Print the data again, exactly.
=== Section Start ===
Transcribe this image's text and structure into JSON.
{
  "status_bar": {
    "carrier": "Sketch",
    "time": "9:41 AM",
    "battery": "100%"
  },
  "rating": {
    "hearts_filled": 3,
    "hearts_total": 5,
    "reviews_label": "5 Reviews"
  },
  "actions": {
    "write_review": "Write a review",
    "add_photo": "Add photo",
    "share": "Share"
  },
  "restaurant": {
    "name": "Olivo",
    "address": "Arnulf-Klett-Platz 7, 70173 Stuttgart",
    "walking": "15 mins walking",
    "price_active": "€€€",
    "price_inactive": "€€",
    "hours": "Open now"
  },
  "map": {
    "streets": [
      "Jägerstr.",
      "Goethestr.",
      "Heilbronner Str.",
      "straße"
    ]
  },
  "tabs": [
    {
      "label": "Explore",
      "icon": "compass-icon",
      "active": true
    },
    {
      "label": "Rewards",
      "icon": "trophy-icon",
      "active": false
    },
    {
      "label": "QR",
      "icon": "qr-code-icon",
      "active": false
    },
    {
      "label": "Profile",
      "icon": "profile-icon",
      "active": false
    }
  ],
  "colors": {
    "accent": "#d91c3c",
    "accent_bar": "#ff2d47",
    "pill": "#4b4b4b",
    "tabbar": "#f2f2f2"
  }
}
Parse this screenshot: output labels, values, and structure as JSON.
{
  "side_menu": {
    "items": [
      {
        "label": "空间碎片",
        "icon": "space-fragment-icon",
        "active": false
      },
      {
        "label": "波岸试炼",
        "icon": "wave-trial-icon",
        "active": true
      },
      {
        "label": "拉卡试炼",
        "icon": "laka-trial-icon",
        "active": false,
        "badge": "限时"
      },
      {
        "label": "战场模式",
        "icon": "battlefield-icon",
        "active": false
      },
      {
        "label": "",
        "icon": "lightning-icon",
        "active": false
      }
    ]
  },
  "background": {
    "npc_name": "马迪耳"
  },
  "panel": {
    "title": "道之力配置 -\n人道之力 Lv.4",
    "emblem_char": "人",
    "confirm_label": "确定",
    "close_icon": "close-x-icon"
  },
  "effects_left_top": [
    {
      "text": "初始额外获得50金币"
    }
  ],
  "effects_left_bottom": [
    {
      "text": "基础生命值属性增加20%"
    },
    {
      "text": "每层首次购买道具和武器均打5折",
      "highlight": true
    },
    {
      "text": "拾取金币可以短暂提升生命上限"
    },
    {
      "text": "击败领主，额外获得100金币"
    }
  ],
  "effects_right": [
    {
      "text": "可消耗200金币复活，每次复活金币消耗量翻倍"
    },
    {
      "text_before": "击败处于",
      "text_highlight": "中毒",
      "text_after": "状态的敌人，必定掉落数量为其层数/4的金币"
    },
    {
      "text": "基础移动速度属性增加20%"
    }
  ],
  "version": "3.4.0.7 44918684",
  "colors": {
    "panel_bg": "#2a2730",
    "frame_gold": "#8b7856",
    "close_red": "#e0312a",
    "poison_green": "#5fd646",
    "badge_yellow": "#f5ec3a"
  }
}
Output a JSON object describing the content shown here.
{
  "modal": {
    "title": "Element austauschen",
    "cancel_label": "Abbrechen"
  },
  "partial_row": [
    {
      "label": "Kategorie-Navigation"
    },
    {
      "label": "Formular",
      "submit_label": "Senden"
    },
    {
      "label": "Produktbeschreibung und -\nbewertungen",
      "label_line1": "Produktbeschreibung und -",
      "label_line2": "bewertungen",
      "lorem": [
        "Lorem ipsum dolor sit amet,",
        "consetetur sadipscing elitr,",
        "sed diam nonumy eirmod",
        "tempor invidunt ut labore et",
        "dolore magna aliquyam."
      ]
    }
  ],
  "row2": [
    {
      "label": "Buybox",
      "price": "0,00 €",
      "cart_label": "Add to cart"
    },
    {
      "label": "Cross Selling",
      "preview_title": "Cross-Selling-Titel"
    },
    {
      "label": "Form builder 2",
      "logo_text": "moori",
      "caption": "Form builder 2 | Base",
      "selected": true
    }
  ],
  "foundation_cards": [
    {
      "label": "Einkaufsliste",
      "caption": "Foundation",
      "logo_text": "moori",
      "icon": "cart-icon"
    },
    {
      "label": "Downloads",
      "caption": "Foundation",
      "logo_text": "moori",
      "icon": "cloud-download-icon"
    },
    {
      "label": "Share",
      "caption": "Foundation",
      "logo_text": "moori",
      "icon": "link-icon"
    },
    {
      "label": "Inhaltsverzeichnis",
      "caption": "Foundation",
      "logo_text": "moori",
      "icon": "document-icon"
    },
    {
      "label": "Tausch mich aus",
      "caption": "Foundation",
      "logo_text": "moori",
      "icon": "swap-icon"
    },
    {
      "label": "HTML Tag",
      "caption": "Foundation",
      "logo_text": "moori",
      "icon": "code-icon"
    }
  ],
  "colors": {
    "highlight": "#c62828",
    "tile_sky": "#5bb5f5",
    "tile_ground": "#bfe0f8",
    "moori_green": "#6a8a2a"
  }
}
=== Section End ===
Task answer:
Transcribe this image's text and structure into JSON.
{
  "status_bar": {
    "carrier": "Sketch",
    "time": "9:41 AM",
    "battery": "100%"
  },
  "rating": {
    "hearts_filled": 3,
    "hearts_total": 5,
    "reviews_label": "5 Reviews"
  },
  "actions": {
    "write_review": "Write a review",
    "add_photo": "Add photo",
    "share": "Share"
  },
  "restaurant": {
    "name": "Olivo",
    "address": "Arnulf-Klett-Platz 7, 70173 Stuttgart",
    "walking": "15 mins walking",
    "price_active": "€€€",
    "price_inactive": "€€",
    "hours": "Open now"
  },
  "map": {
    "streets": [
      "Jägerstr.",
      "Goethestr.",
      "Heilbronner Str.",
      "straße"
    ]
  },
  "tabs": [
    {
      "label": "Explore",
      "icon": "compass-icon",
      "active": true
    },
    {
      "label": "Rewards",
      "icon": "trophy-icon",
      "active": false
    },
    {
      "label": "QR",
      "icon": "qr-code-icon",
      "active": false
    },
    {
      "label": "Profile",
      "icon": "profile-icon",
      "active": false
    }
  ],
  "colors": {
    "accent": "#d91c3c",
    "accent_bar": "#ff2d47",
    "pill": "#4b4b4b",
    "tabbar": "#f2f2f2"
  }
}
Parse this screenshot: output labels, values, and structure as JSON.
{
  "side_menu": {
    "items": [
      {
        "label": "空间碎片",
        "icon": "space-fragment-icon",
        "active": false
      },
      {
        "label": "波岸试炼",
        "icon": "wave-trial-icon",
        "active": true
      },
      {
        "label": "拉卡试炼",
        "icon": "laka-trial-icon",
        "active": false,
        "badge": "限时"
      },
      {
        "label": "战场模式",
        "icon": "battlefield-icon",
        "active": false
      },
      {
        "label": "",
        "icon": "lightning-icon",
        "active": false
      }
    ]
  },
  "background": {
    "npc_name": "马迪耳"
  },
  "panel": {
    "title": "道之力配置 -\n人道之力 Lv.4",
    "emblem_char": "人",
    "confirm_label": "确定",
    "close_icon": "close-x-icon"
  },
  "effects_left_top": [
    {
      "text": "初始额外获得50金币"
    }
  ],
  "effects_left_bottom": [
    {
      "text": "基础生命值属性增加20%"
    },
    {
      "text": "每层首次购买道具和武器均打5折",
      "highlight": true
    },
    {
      "text": "拾取金币可以短暂提升生命上限"
    },
    {
      "text": "击败领主，额外获得100金币"
    }
  ],
  "effects_right": [
    {
      "text": "可消耗200金币复活，每次复活金币消耗量翻倍"
    },
    {
      "text_before": "击败处于",
      "text_highlight": "中毒",
      "text_after": "状态的敌人，必定掉落数量为其层数/4的金币"
    },
    {
      "text": "基础移动速度属性增加20%"
    }
  ],
  "version": "3.4.0.7 44918684",
  "colors": {
    "panel_bg": "#2a2730",
    "frame_gold": "#8b7856",
    "close_red": "#e0312a",
    "poison_green": "#5fd646",
    "badge_yellow": "#f5ec3a"
  }
}
Output a JSON object describing the content shown here.
{
  "modal": {
    "title": "Element austauschen",
    "cancel_label": "Abbrechen"
  },
  "partial_row": [
    {
      "label": "Kategorie-Navigation"
    },
    {
      "label": "Formular",
      "submit_label": "Senden"
    },
    {
      "label": "Produktbeschreibung und -\nbewertungen",
      "label_line1": "Produktbeschreibung und -",
      "label_line2": "bewertungen",
      "lorem": [
        "Lorem ipsum dolor sit amet,",
        "consetetur sadipscing elitr,",
        "sed diam nonumy eirmod",
        "tempor invidunt ut labore et",
        "dolore magna aliquyam."
      ]
    }
  ],
  "row2": [
    {
      "label": "Buybox",
      "price": "0,00 €",
      "cart_label": "Add to cart"
    },
    {
      "label": "Cross Selling",
      "preview_title": "Cross-Selling-Titel"
    },
    {
      "label": "Form builder 2",
      "logo_text": "moori",
      "caption": "Form builder 2 | Base",
      "selected": true
    }
  ],
  "foundation_cards": [
    {
      "label": "Einkaufsliste",
      "caption": "Foundation",
      "logo_text": "moori",
      "icon": "cart-icon"
    },
    {
      "label": "Downloads",
      "caption": "Foundation",
      "logo_text": "moori",
      "icon": "cloud-download-icon"
    },
    {
      "label": "Share",
      "caption": "Foundation",
      "logo_text": "moori",
      "icon": "link-icon"
    },
    {
      "label": "Inhaltsverzeichnis",
      "caption": "Foundation",
      "logo_text": "moori",
      "icon": "document-icon"
    },
    {
      "label": "Tausch mich aus",
      "caption": "Foundation",
      "logo_text": "moori",
      "icon": "swap-icon"
    },
    {
      "label": "HTML Tag",
      "caption": "Foundation",
      "logo_text": "moori",
      "icon": "code-icon"
    }
  ],
  "colors": {
    "highlight": "#c62828",
    "tile_sky": "#5bb5f5",
    "tile_ground": "#bfe0f8",
    "moori_green": "#6a8a2a"
  }
}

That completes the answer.